- **EXERCISE REQUIREMENTS**: Each line below needs to be returned exactly. Skip any picture.

- **PROVIDED RECORDS**:
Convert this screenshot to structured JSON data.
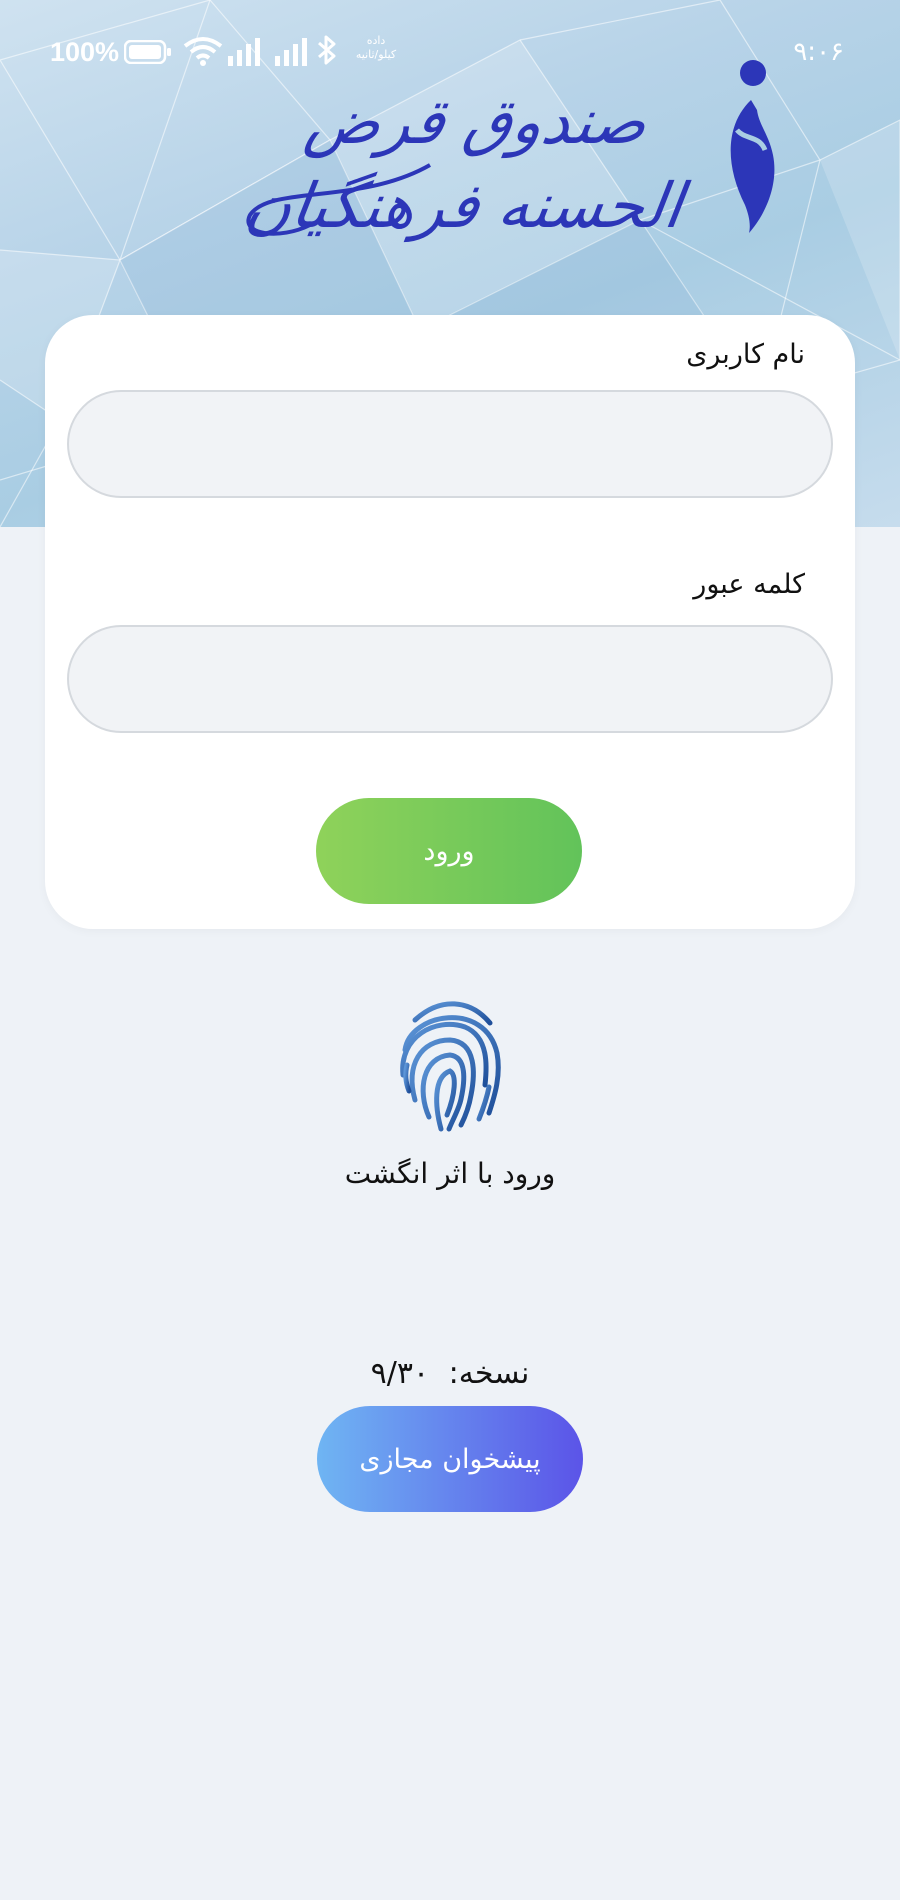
{
  "status_bar": {
    "battery_text": "100%",
    "data_label_line1": "داده",
    "data_label_line2": "کیلو/ثانیه",
    "time": "۹:۰۶",
    "icons": [
      "battery-icon",
      "wifi-icon",
      "signal-icon",
      "signal-icon",
      "bluetooth-icon"
    ]
  },
  "header": {
    "logo_text": "صندوق قرض الحسنه فرهنگیان",
    "logo_color": "#2c36b8"
  },
  "login": {
    "username_label": "نام کاربری",
    "username_value": "",
    "password_label": "کلمه عبور",
    "password_value": "",
    "submit_label": "ورود",
    "submit_color": "#76c95a"
  },
  "fingerprint": {
    "label": "ورود با اثر انگشت",
    "icon": "fingerprint-icon"
  },
  "footer": {
    "version_label": "نسخه:",
    "version_value": "۹/۳۰",
    "kiosk_label": "پیشخوان مجازی",
    "kiosk_gradient": [
      "#6fb5f3",
      "#5b54e8"
    ]
  }
}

- **RESPONSE AREA**:
Convert this screenshot to structured JSON data.
{
  "status_bar": {
    "battery_text": "100%",
    "data_label_line1": "داده",
    "data_label_line2": "کیلو/ثانیه",
    "time": "۹:۰۶",
    "icons": [
      "battery-icon",
      "wifi-icon",
      "signal-icon",
      "signal-icon",
      "bluetooth-icon"
    ]
  },
  "header": {
    "logo_text": "صندوق قرض الحسنه فرهنگیان",
    "logo_color": "#2c36b8"
  },
  "login": {
    "username_label": "نام کاربری",
    "username_value": "",
    "password_label": "کلمه عبور",
    "password_value": "",
    "submit_label": "ورود",
    "submit_color": "#76c95a"
  },
  "fingerprint": {
    "label": "ورود با اثر انگشت",
    "icon": "fingerprint-icon"
  },
  "footer": {
    "version_label": "نسخه:",
    "version_value": "۹/۳۰",
    "kiosk_label": "پیشخوان مجازی",
    "kiosk_gradient": [
      "#6fb5f3",
      "#5b54e8"
    ]
  }
}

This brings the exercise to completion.